**WHAT TO PRODUCE**
Everything in the entries except the pictures should be copied exactly.
___ RECORD SET ___
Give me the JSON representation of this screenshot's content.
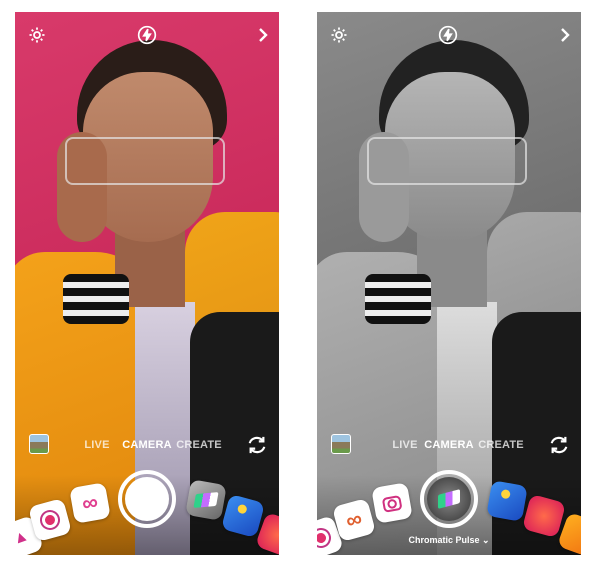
{
  "screens": [
    {
      "modes": [
        "LIVE",
        "CAMERA",
        "CREATE"
      ],
      "active_mode": "CAMERA",
      "filter_label": ""
    },
    {
      "modes": [
        "LIVE",
        "CAMERA",
        "CREATE"
      ],
      "active_mode": "CAMERA",
      "filter_label": "Chromatic Pulse"
    }
  ],
  "icons": {
    "settings": "gear-icon",
    "flash": "flash-icon",
    "next": "chevron-right-icon",
    "flip": "camera-flip-icon",
    "gallery": "gallery-thumbnail"
  },
  "colors": {
    "background_left": "#d83a6a",
    "jacket": "#f4a21a"
  }
}
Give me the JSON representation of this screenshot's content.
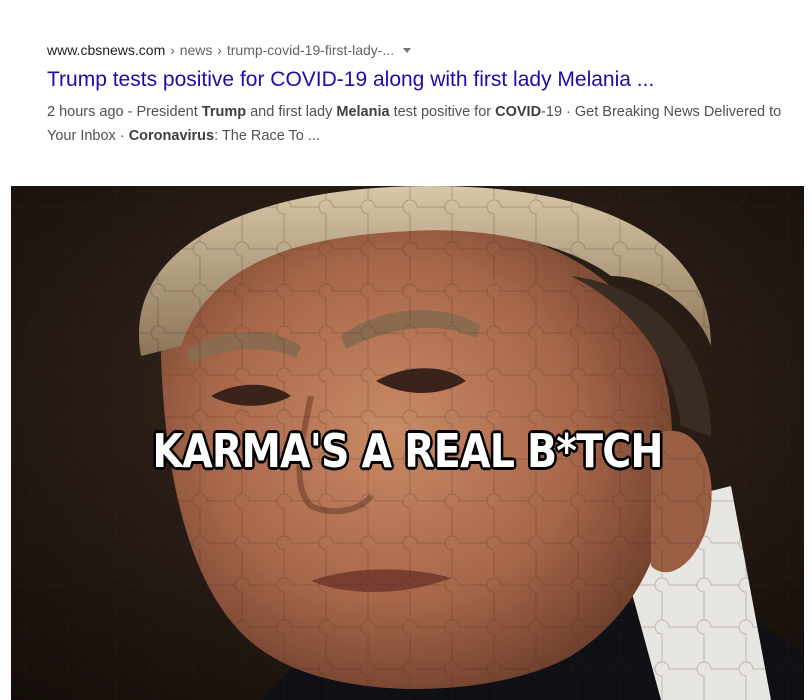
{
  "search_result": {
    "url": {
      "domain": "www.cbsnews.com",
      "separator": "›",
      "path_1": "news",
      "path_2": "trump-covid-19-first-lady-..."
    },
    "title": "Trump tests positive for COVID-19 along with first lady Melania ...",
    "snippet": {
      "date": "2 hours ago",
      "dash": " - ",
      "t1": "President ",
      "b1": "Trump",
      "t2": " and first lady ",
      "b2": "Melania",
      "t3": " test positive for ",
      "b3": "COVID",
      "t4": "-19 · Get Breaking News Delivered to Your Inbox · ",
      "b4": "Coronavirus",
      "t5": ": The Race To ..."
    }
  },
  "meme": {
    "caption": "KARMA'S A REAL B*TCH"
  },
  "colors": {
    "title_link": "#1a0dab",
    "snippet_text": "#4d5156",
    "url_text": "#202124",
    "caption_fill": "#ffffff",
    "caption_outline": "#000000"
  },
  "icons": {
    "url_menu": "caret-down-icon"
  }
}
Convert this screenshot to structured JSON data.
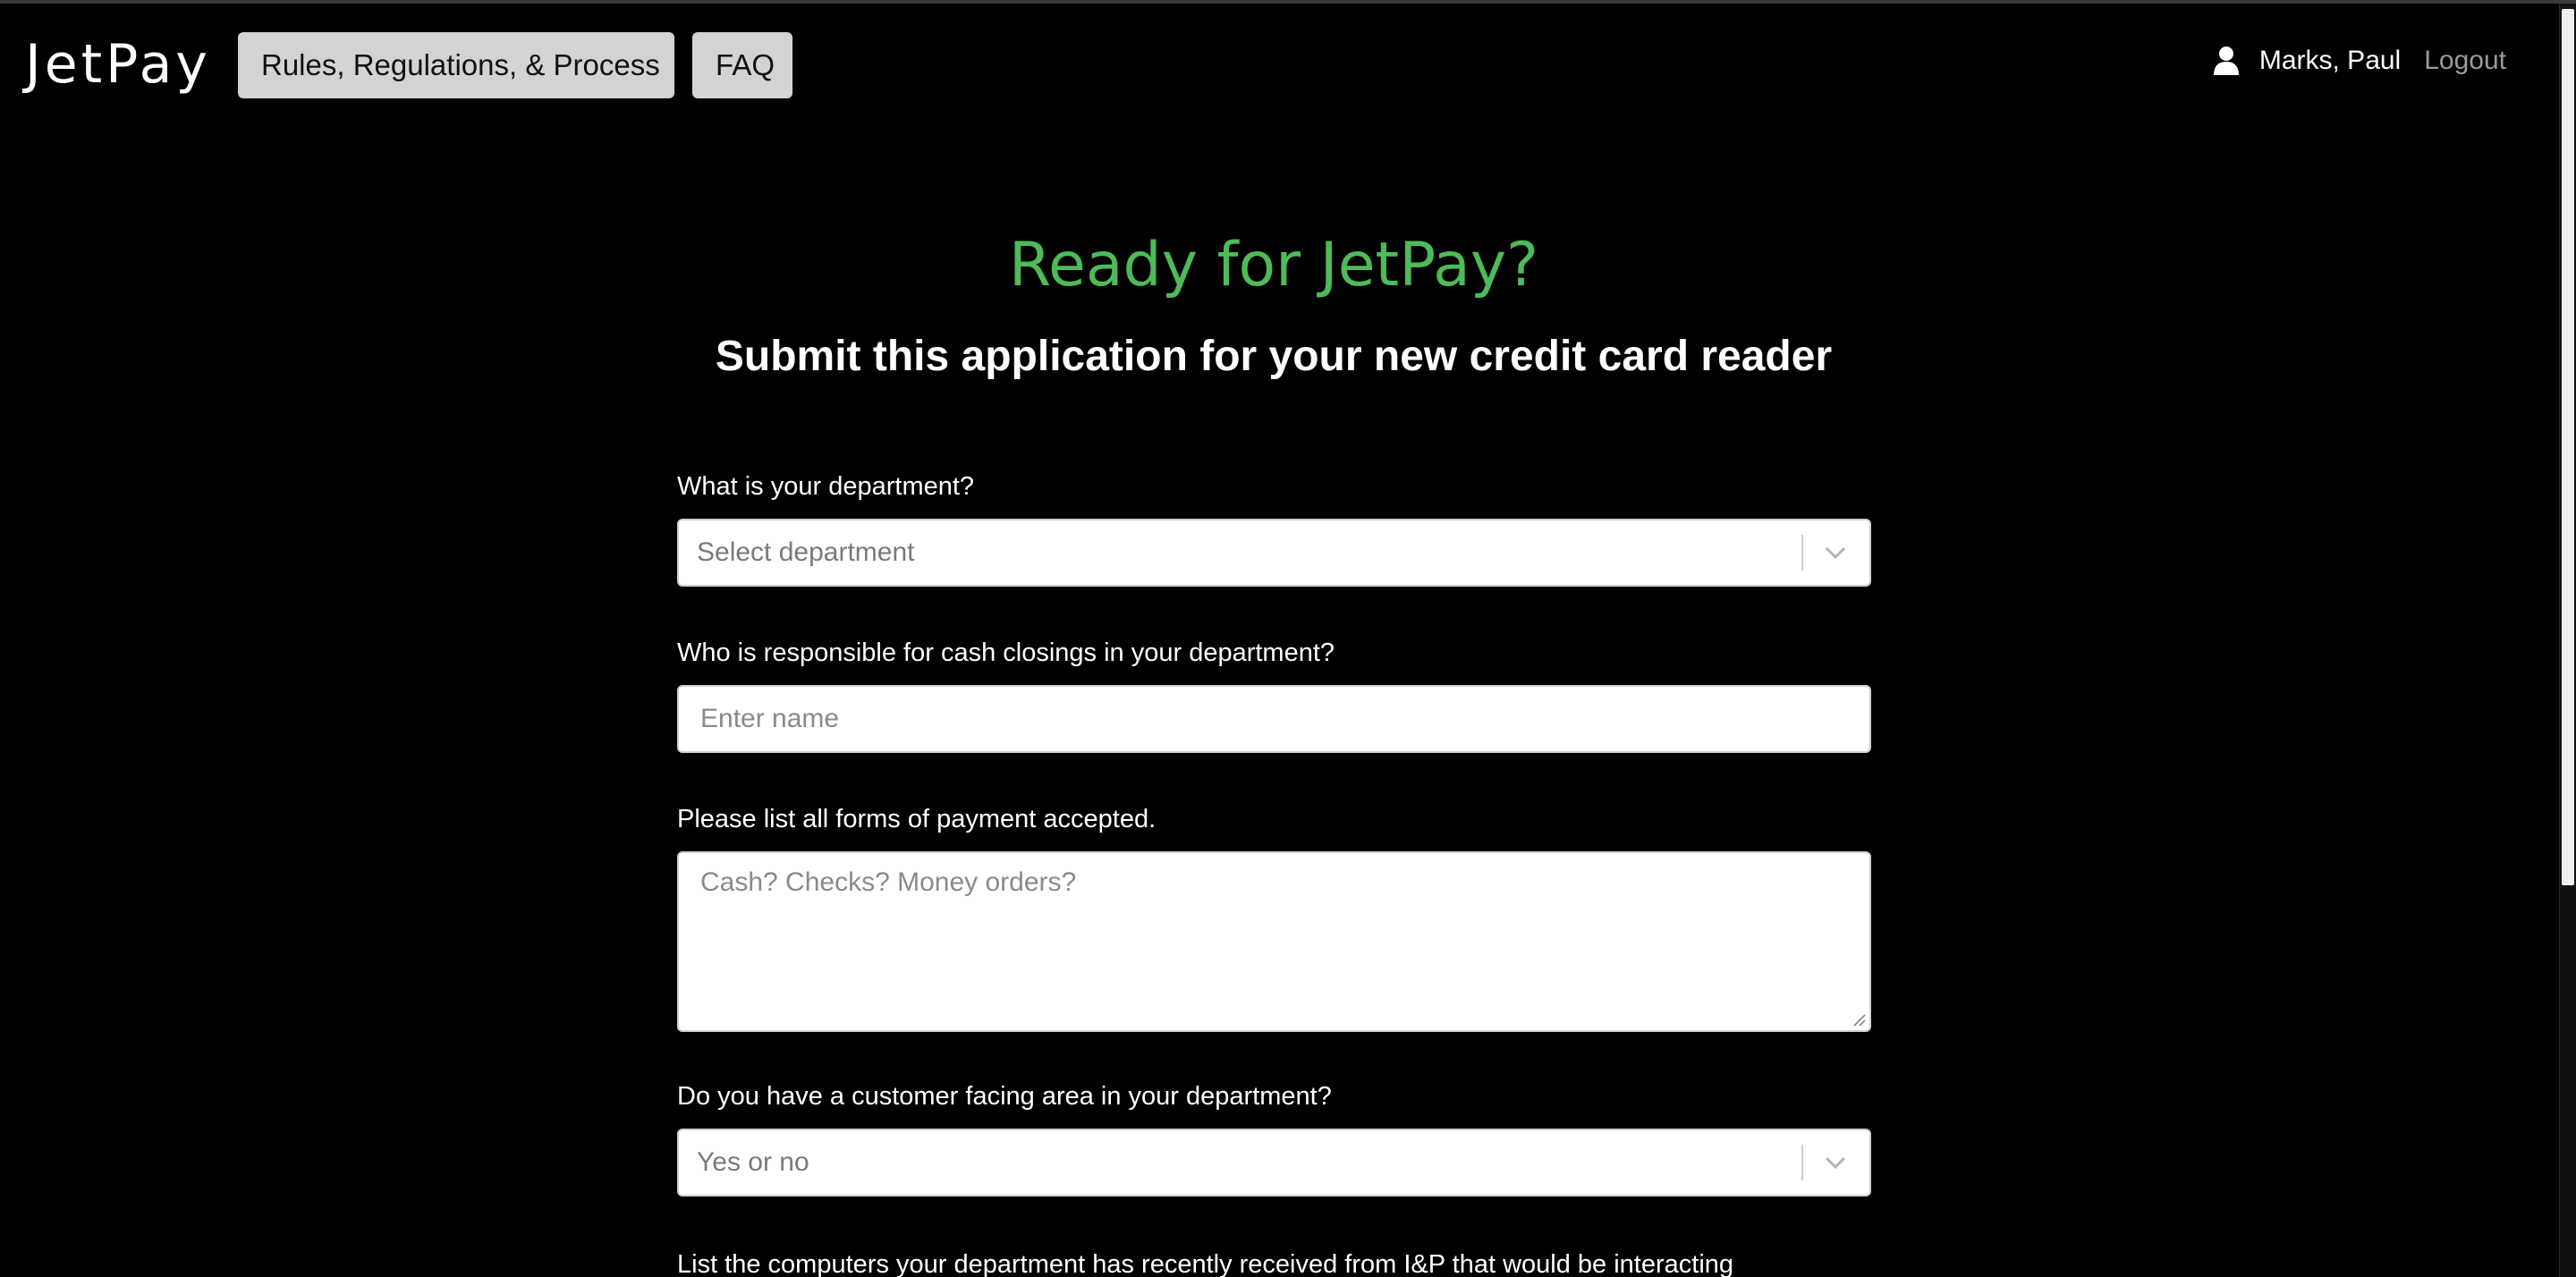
{
  "navbar": {
    "brand": "JetPay",
    "buttons": [
      {
        "label": "Rules, Regulations, & Process"
      },
      {
        "label": "FAQ"
      }
    ],
    "user": {
      "icon": "user-icon",
      "name": "Marks, Paul",
      "logout_label": "Logout"
    }
  },
  "hero": {
    "title": "Ready for JetPay?",
    "subtitle": "Submit this application for your new credit card reader"
  },
  "form": {
    "department": {
      "label": "What is your department?",
      "placeholder": "Select department"
    },
    "cash_closings": {
      "label": "Who is responsible for cash closings in your department?",
      "placeholder": "Enter name"
    },
    "payment_forms": {
      "label": "Please list all forms of payment accepted.",
      "placeholder": "Cash? Checks? Money orders?"
    },
    "customer_facing": {
      "label": "Do you have a customer facing area in your department?",
      "placeholder": "Yes or no"
    },
    "computers": {
      "label": "List the computers your department has recently received from I&P that would be interacting"
    }
  },
  "colors": {
    "background": "#000000",
    "accent_green": "#4dbb58",
    "nav_button_bg": "#d3d3d3",
    "logout_gray": "#9a9a9a"
  }
}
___
**OUTPUT FOR THIS EXERCISE**
Give me the JSON representation of this screenshot's content.
{
  "screens": [
    {
      "modes": [
        "LIVE",
        "CAMERA",
        "CREATE"
      ],
      "active_mode": "CAMERA",
      "filter_label": ""
    },
    {
      "modes": [
        "LIVE",
        "CAMERA",
        "CREATE"
      ],
      "active_mode": "CAMERA",
      "filter_label": "Chromatic Pulse"
    }
  ],
  "icons": {
    "settings": "gear-icon",
    "flash": "flash-icon",
    "next": "chevron-right-icon",
    "flip": "camera-flip-icon",
    "gallery": "gallery-thumbnail"
  },
  "colors": {
    "background_left": "#d83a6a",
    "jacket": "#f4a21a"
  }
}
Give me the JSON representation of this screenshot's content.
{
  "search_result": {
    "url": {
      "domain": "www.cbsnews.com",
      "separator": "›",
      "path_1": "news",
      "path_2": "trump-covid-19-first-lady-..."
    },
    "title": "Trump tests positive for COVID-19 along with first lady Melania ...",
    "snippet": {
      "date": "2 hours ago",
      "dash": " - ",
      "t1": "President ",
      "b1": "Trump",
      "t2": " and first lady ",
      "b2": "Melania",
      "t3": " test positive for ",
      "b3": "COVID",
      "t4": "-19 · Get Breaking News Delivered to Your Inbox · ",
      "b4": "Coronavirus",
      "t5": ": The Race To ..."
    }
  },
  "meme": {
    "caption": "KARMA'S A REAL B*TCH"
  },
  "colors": {
    "title_link": "#1a0dab",
    "snippet_text": "#4d5156",
    "url_text": "#202124",
    "caption_fill": "#ffffff",
    "caption_outline": "#000000"
  },
  "icons": {
    "url_menu": "caret-down-icon"
  }
}
Convert this screenshot to structured JSON data.
{
  "navbar": {
    "brand": "JetPay",
    "buttons": [
      {
        "label": "Rules, Regulations, & Process"
      },
      {
        "label": "FAQ"
      }
    ],
    "user": {
      "icon": "user-icon",
      "name": "Marks, Paul",
      "logout_label": "Logout"
    }
  },
  "hero": {
    "title": "Ready for JetPay?",
    "subtitle": "Submit this application for your new credit card reader"
  },
  "form": {
    "department": {
      "label": "What is your department?",
      "placeholder": "Select department"
    },
    "cash_closings": {
      "label": "Who is responsible for cash closings in your department?",
      "placeholder": "Enter name"
    },
    "payment_forms": {
      "label": "Please list all forms of payment accepted.",
      "placeholder": "Cash? Checks? Money orders?"
    },
    "customer_facing": {
      "label": "Do you have a customer facing area in your department?",
      "placeholder": "Yes or no"
    },
    "computers": {
      "label": "List the computers your department has recently received from I&P that would be interacting"
    }
  },
  "colors": {
    "background": "#000000",
    "accent_green": "#4dbb58",
    "nav_button_bg": "#d3d3d3",
    "logout_gray": "#9a9a9a"
  }
}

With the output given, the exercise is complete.